Community based project, Uru, Tanzania (2009)

In 2009 I spent three months working closely with the community in a rural village in Kilimanjaro, Tanzania. Working with only locally available materials and equipment (an electric single-phase welder), the project culminated in the creation of a sculpture in the shape of a life size banana tree constructed from local coins. The project was the result of a continued dialogue with the villagers on the subject of sustainable growing of bananas and coffee, the local produce.

Approaching the project as a complete outsider, working with a community in which the very concept of community based art was completely alien, animating and involving the local community was a key element. Through research and discussions I sought to gain a clearer understanding of how globalisation affects local agriculture in developing countries and the impact this has on the community and sustainable growing.
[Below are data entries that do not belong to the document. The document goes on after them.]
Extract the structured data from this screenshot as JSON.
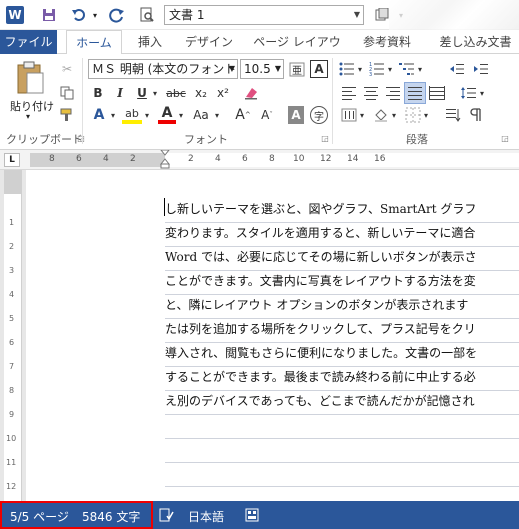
{
  "quick_access": {
    "app_icon": "W",
    "icons": [
      "save-icon",
      "undo-icon",
      "redo-icon",
      "print-preview-icon",
      "customize-icon"
    ]
  },
  "doc_combo": {
    "value": "文書 1"
  },
  "tabs": [
    "ファイル",
    "ホーム",
    "挿入",
    "デザイン",
    "ページ レイアウト",
    "参考資料",
    "差し込み文書"
  ],
  "ribbon": {
    "paste_label": "貼り付け",
    "font_name": "ＭＳ 明朝 (本文のフォント",
    "font_size": "10.5",
    "groups": [
      "クリップボード",
      "フォント",
      "段落"
    ],
    "buttons": {
      "bold": "B",
      "italic": "I",
      "underline": "U",
      "strike": "abc",
      "subscript": "x₂",
      "superscript": "x²",
      "font_size_up": "A",
      "font_size_down": "A",
      "change_case": "Aa",
      "clear_format": "A",
      "char_shading": "A",
      "enclose": "字",
      "text_effect": "A",
      "highlight": "ab",
      "font_color": "A",
      "ruby": "亜",
      "border_char": "A"
    }
  },
  "ruler": {
    "tab_selector": "L",
    "left_numbers": [
      "8",
      "6",
      "4",
      "2"
    ],
    "right_numbers": [
      "2",
      "4",
      "6",
      "8",
      "10",
      "12",
      "14",
      "16"
    ]
  },
  "vruler_numbers": [
    "1",
    "2",
    "3",
    "4",
    "5",
    "6",
    "7",
    "8",
    "9",
    "10",
    "11",
    "12"
  ],
  "document": {
    "lines": [
      "し新しいテーマを選ぶと、図やグラフ、SmartArt グラフ",
      "変わります。スタイルを適用すると、新しいテーマに適合",
      "Word では、必要に応じてその場に新しいボタンが表示さ",
      "ことができます。文書内に写真をレイアウトする方法を変",
      "と、隣にレイアウト オプションのボタンが表示されます",
      "たは列を追加する場所をクリックして、プラス記号をクリ",
      "導入され、閲覧もさらに便利になりました。文書の一部を",
      "することができます。最後まで読み終わる前に中止する必",
      "え別のデバイスであっても、どこまで読んだかが記憶され"
    ]
  },
  "status": {
    "page": "5/5 ページ",
    "words": "5846 文字",
    "language": "日本語"
  },
  "colors": {
    "accent": "#2b579a",
    "highlight_box": "#e00000"
  }
}
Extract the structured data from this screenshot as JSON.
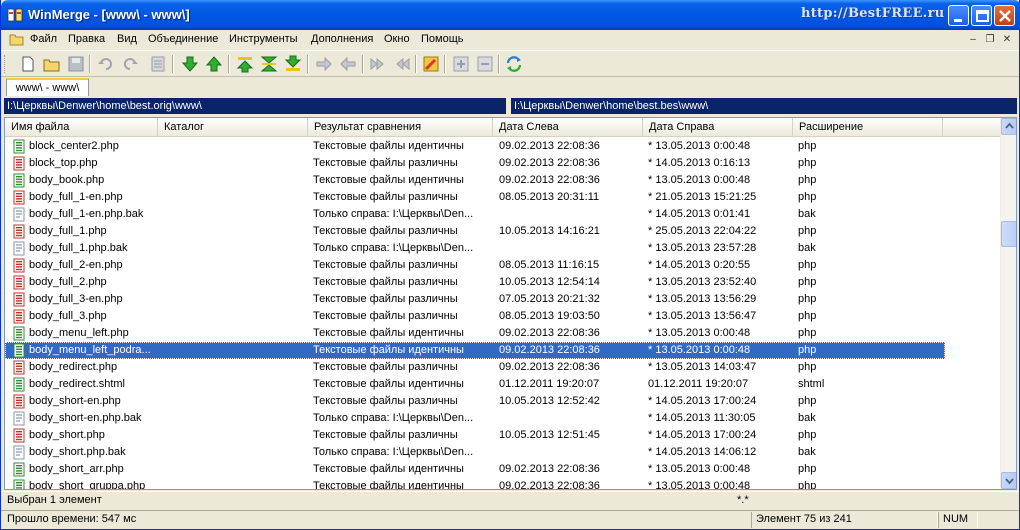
{
  "window": {
    "title": "WinMerge - [www\\ - www\\]",
    "watermark": "http://BestFREE.ru"
  },
  "menu": {
    "items": [
      "Файл",
      "Правка",
      "Вид",
      "Объединение",
      "Инструменты",
      "Дополнения",
      "Окно",
      "Помощь"
    ]
  },
  "toolbar": {
    "icons": [
      "new-icon",
      "open-icon",
      "save-icon",
      "undo-icon",
      "redo-icon",
      "options-icon",
      "next-diff-icon",
      "prev-diff-icon",
      "first-diff-icon",
      "current-diff-icon",
      "last-diff-icon",
      "copy-right-icon",
      "copy-left-icon",
      "copy-all-right-icon",
      "copy-all-left-icon",
      "open-in-editor-icon",
      "expand-icon",
      "collapse-icon",
      "refresh-icon"
    ]
  },
  "tab": {
    "label": "www\\ - www\\"
  },
  "paths": {
    "left": "I:\\Церквы\\Denwer\\home\\best.orig\\www\\",
    "right": "I:\\Церквы\\Denwer\\home\\best.bes\\www\\"
  },
  "columns": [
    "Имя файла",
    "Каталог",
    "Результат сравнения",
    "Дата Слева",
    "Дата Справа",
    "Расширение"
  ],
  "rows": [
    {
      "name": "block_center2.php",
      "dir": "",
      "result": "Текстовые файлы идентичны",
      "left": "09.02.2013 22:08:36",
      "right": "* 13.05.2013 0:00:48",
      "ext": "php",
      "icon": "identical"
    },
    {
      "name": "block_top.php",
      "dir": "",
      "result": "Текстовые файлы различны",
      "left": "09.02.2013 22:08:36",
      "right": "* 14.05.2013 0:16:13",
      "ext": "php",
      "icon": "different"
    },
    {
      "name": "body_book.php",
      "dir": "",
      "result": "Текстовые файлы идентичны",
      "left": "09.02.2013 22:08:36",
      "right": "* 13.05.2013 0:00:48",
      "ext": "php",
      "icon": "identical"
    },
    {
      "name": "body_full_1-en.php",
      "dir": "",
      "result": "Текстовые файлы различны",
      "left": "08.05.2013 20:31:11",
      "right": "* 21.05.2013 15:21:25",
      "ext": "php",
      "icon": "different"
    },
    {
      "name": "body_full_1-en.php.bak",
      "dir": "",
      "result": "Только справа: I:\\Церквы\\Den...",
      "left": "",
      "right": "* 14.05.2013 0:01:41",
      "ext": "bak",
      "icon": "right-only"
    },
    {
      "name": "body_full_1.php",
      "dir": "",
      "result": "Текстовые файлы различны",
      "left": "10.05.2013 14:16:21",
      "right": "* 25.05.2013 22:04:22",
      "ext": "php",
      "icon": "different"
    },
    {
      "name": "body_full_1.php.bak",
      "dir": "",
      "result": "Только справа: I:\\Церквы\\Den...",
      "left": "",
      "right": "* 13.05.2013 23:57:28",
      "ext": "bak",
      "icon": "right-only"
    },
    {
      "name": "body_full_2-en.php",
      "dir": "",
      "result": "Текстовые файлы различны",
      "left": "08.05.2013 11:16:15",
      "right": "* 14.05.2013 0:20:55",
      "ext": "php",
      "icon": "different"
    },
    {
      "name": "body_full_2.php",
      "dir": "",
      "result": "Текстовые файлы различны",
      "left": "10.05.2013 12:54:14",
      "right": "* 13.05.2013 23:52:40",
      "ext": "php",
      "icon": "different"
    },
    {
      "name": "body_full_3-en.php",
      "dir": "",
      "result": "Текстовые файлы различны",
      "left": "07.05.2013 20:21:32",
      "right": "* 13.05.2013 13:56:29",
      "ext": "php",
      "icon": "different"
    },
    {
      "name": "body_full_3.php",
      "dir": "",
      "result": "Текстовые файлы различны",
      "left": "08.05.2013 19:03:50",
      "right": "* 13.05.2013 13:56:47",
      "ext": "php",
      "icon": "different"
    },
    {
      "name": "body_menu_left.php",
      "dir": "",
      "result": "Текстовые файлы идентичны",
      "left": "09.02.2013 22:08:36",
      "right": "* 13.05.2013 0:00:48",
      "ext": "php",
      "icon": "identical"
    },
    {
      "name": "body_menu_left_podra...",
      "dir": "",
      "result": "Текстовые файлы идентичны",
      "left": "09.02.2013 22:08:36",
      "right": "* 13.05.2013 0:00:48",
      "ext": "php",
      "icon": "identical",
      "selected": true
    },
    {
      "name": "body_redirect.php",
      "dir": "",
      "result": "Текстовые файлы различны",
      "left": "09.02.2013 22:08:36",
      "right": "* 13.05.2013 14:03:47",
      "ext": "php",
      "icon": "different"
    },
    {
      "name": "body_redirect.shtml",
      "dir": "",
      "result": "Текстовые файлы идентичны",
      "left": "01.12.2011 19:20:07",
      "right": "01.12.2011 19:20:07",
      "ext": "shtml",
      "icon": "identical"
    },
    {
      "name": "body_short-en.php",
      "dir": "",
      "result": "Текстовые файлы различны",
      "left": "10.05.2013 12:52:42",
      "right": "* 14.05.2013 17:00:24",
      "ext": "php",
      "icon": "different"
    },
    {
      "name": "body_short-en.php.bak",
      "dir": "",
      "result": "Только справа: I:\\Церквы\\Den...",
      "left": "",
      "right": "* 14.05.2013 11:30:05",
      "ext": "bak",
      "icon": "right-only"
    },
    {
      "name": "body_short.php",
      "dir": "",
      "result": "Текстовые файлы различны",
      "left": "10.05.2013 12:51:45",
      "right": "* 14.05.2013 17:00:24",
      "ext": "php",
      "icon": "different"
    },
    {
      "name": "body_short.php.bak",
      "dir": "",
      "result": "Только справа: I:\\Церквы\\Den...",
      "left": "",
      "right": "* 14.05.2013 14:06:12",
      "ext": "bak",
      "icon": "right-only"
    },
    {
      "name": "body_short_arr.php",
      "dir": "",
      "result": "Текстовые файлы идентичны",
      "left": "09.02.2013 22:08:36",
      "right": "* 13.05.2013 0:00:48",
      "ext": "php",
      "icon": "identical"
    },
    {
      "name": "body_short_gruppa.php",
      "dir": "",
      "result": "Текстовые файлы идентичны",
      "left": "09.02.2013 22:08:36",
      "right": "* 13.05.2013 0:00:48",
      "ext": "php",
      "icon": "identical"
    }
  ],
  "status": {
    "selection": "Выбран 1 элемент",
    "filter": "*.*",
    "elapsed": "Прошло времени: 547 мс",
    "position": "Элемент 75 из 241",
    "numlock": "NUM"
  },
  "colors": {
    "title_bar": "#0058e6",
    "selection": "#316ac5",
    "path_bar": "#0a246a",
    "identical_icon": "#2e8b2e",
    "different_icon": "#c0302b"
  }
}
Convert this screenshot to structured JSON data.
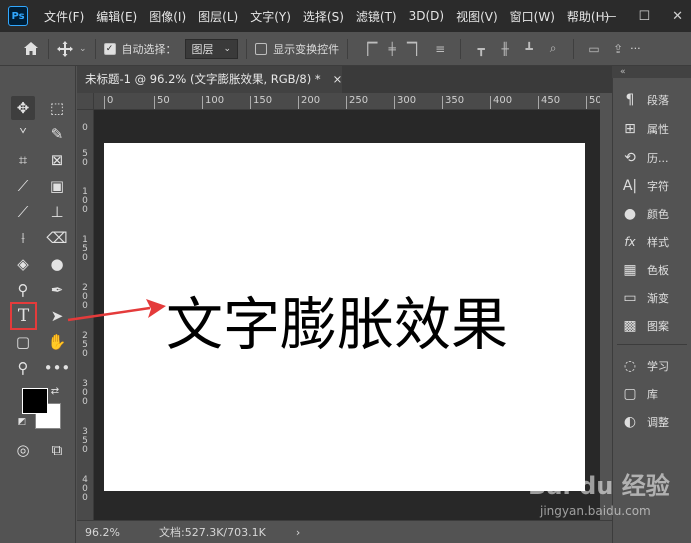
{
  "app": {
    "logo": "Ps"
  },
  "menu": [
    "文件(F)",
    "编辑(E)",
    "图像(I)",
    "图层(L)",
    "文字(Y)",
    "选择(S)",
    "滤镜(T)",
    "3D(D)",
    "视图(V)",
    "窗口(W)",
    "帮助(H)"
  ],
  "window_controls": {
    "minimize": "—",
    "maximize": "☐",
    "close": "✕"
  },
  "options_bar": {
    "auto_select_label": "自动选择：",
    "auto_select_checked": true,
    "auto_select_target": "图层",
    "show_transform_label": "显示变换控件",
    "show_transform_checked": false,
    "more_label": "···"
  },
  "document": {
    "tab_title": "未标题-1 @ 96.2% (文字膨胀效果, RGB/8) *",
    "tab_close": "×",
    "canvas_text": "文字膨胀效果"
  },
  "rulers": {
    "horizontal": [
      "0",
      "50",
      "100",
      "150",
      "200",
      "250",
      "300",
      "350",
      "400",
      "450",
      "50"
    ],
    "vertical": [
      "0",
      "5",
      "0",
      "1",
      "0",
      "0",
      "1",
      "5",
      "0",
      "2",
      "0",
      "0",
      "2",
      "5",
      "0",
      "3",
      "0",
      "0",
      "3",
      "5",
      "0",
      "4",
      "0",
      "0"
    ]
  },
  "status": {
    "zoom": "96.2%",
    "doc_size": "文档:527.3K/703.1K",
    "arrow": "›"
  },
  "right_panel": {
    "group1": [
      {
        "icon": "paragraph-icon",
        "glyph": "¶",
        "label": "段落"
      },
      {
        "icon": "properties-icon",
        "glyph": "⊞",
        "label": "属性"
      },
      {
        "icon": "history-icon",
        "glyph": "⟲",
        "label": "历..."
      },
      {
        "icon": "character-icon",
        "glyph": "A|",
        "label": "字符"
      },
      {
        "icon": "color-icon",
        "glyph": "●",
        "label": "颜色"
      },
      {
        "icon": "styles-icon",
        "glyph": "fx",
        "label": "样式"
      },
      {
        "icon": "swatches-icon",
        "glyph": "▦",
        "label": "色板"
      },
      {
        "icon": "gradient-icon",
        "glyph": "▭",
        "label": "渐变"
      },
      {
        "icon": "patterns-icon",
        "glyph": "▩",
        "label": "图案"
      }
    ],
    "group2": [
      {
        "icon": "learn-icon",
        "glyph": "◌",
        "label": "学习"
      },
      {
        "icon": "libraries-icon",
        "glyph": "▢",
        "label": "库"
      },
      {
        "icon": "adjustments-icon",
        "glyph": "◐",
        "label": "调整"
      }
    ]
  },
  "watermark": {
    "logo": "Bai du 经验",
    "url": "jingyan.baidu.com"
  },
  "colors": {
    "foreground": "#000000",
    "background": "#ffffff",
    "highlight": "#e43b3b"
  }
}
The materials were gathered by the local community, who had to travel to nearby villages and towns, as the local settlements didn't have enough coins to support the project, thus animating and engaging the wider area. The project generated a huge amount of interest and created a rich and diverse dialogue across language and cultural barriers. One of the key objectives for the sculpture, was to create a piece of art representative of the area and community and the project was well received by the local population, who felt they could relate to the shape and subject of the sculpture, whilst at the same time having been closely involved in its construction.

What is notable about Tanzanian coins is that is the actual value of the coins has become so devalued that the face value of the coins is now worth less than their international scrap metal value.